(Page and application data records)
^^^^
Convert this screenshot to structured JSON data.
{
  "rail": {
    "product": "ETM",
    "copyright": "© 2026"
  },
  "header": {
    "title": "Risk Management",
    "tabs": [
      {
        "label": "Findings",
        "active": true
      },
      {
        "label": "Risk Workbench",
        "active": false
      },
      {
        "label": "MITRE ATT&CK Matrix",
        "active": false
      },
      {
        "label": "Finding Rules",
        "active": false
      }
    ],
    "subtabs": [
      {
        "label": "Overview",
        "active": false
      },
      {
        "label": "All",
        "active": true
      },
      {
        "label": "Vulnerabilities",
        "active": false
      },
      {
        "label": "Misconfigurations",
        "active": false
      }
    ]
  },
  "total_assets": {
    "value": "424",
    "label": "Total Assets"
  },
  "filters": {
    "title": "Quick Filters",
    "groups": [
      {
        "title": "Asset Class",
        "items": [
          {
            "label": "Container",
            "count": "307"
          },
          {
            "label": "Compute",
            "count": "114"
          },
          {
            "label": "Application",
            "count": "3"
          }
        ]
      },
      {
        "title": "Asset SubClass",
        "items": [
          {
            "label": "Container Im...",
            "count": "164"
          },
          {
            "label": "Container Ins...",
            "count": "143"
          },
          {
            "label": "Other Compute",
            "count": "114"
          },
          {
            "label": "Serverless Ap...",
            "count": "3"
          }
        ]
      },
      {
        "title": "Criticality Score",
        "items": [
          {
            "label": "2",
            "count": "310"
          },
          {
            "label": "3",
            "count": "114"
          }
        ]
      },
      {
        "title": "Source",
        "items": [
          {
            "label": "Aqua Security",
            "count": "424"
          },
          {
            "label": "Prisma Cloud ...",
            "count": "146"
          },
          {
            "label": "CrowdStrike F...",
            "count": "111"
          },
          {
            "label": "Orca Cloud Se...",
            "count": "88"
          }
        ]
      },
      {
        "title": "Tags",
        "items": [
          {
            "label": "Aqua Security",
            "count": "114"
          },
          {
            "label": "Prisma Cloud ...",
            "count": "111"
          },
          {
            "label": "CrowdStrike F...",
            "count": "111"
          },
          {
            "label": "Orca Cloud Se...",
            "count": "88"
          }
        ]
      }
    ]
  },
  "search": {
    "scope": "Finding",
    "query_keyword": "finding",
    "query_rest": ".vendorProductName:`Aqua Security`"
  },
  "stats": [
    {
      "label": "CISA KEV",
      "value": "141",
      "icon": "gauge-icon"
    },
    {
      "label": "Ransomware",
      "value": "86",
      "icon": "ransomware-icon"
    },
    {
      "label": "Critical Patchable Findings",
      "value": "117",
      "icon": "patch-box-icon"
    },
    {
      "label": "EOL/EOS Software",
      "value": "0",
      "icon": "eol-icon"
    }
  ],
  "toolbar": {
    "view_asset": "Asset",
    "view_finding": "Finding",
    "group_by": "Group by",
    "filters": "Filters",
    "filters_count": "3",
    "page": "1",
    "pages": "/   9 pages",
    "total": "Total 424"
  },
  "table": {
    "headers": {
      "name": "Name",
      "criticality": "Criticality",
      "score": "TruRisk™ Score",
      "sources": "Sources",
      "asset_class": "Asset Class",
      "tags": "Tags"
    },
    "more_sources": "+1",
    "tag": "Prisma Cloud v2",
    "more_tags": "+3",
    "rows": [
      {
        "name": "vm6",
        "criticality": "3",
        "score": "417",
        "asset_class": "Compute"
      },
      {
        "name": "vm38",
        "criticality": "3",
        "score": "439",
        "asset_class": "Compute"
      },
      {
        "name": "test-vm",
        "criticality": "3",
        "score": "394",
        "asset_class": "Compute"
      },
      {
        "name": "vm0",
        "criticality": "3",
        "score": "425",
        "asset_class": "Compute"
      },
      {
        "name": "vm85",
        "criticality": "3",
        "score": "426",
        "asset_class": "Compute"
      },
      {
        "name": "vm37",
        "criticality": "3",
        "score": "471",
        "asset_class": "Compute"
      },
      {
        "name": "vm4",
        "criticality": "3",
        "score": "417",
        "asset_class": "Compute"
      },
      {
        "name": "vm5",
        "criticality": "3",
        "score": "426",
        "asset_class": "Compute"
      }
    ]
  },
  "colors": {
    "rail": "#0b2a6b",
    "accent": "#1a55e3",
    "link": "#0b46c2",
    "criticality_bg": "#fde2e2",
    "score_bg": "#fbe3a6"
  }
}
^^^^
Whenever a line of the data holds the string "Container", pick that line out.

            "label": "Container",
            "label": "Container Im...",
            "label": "Container Ins...",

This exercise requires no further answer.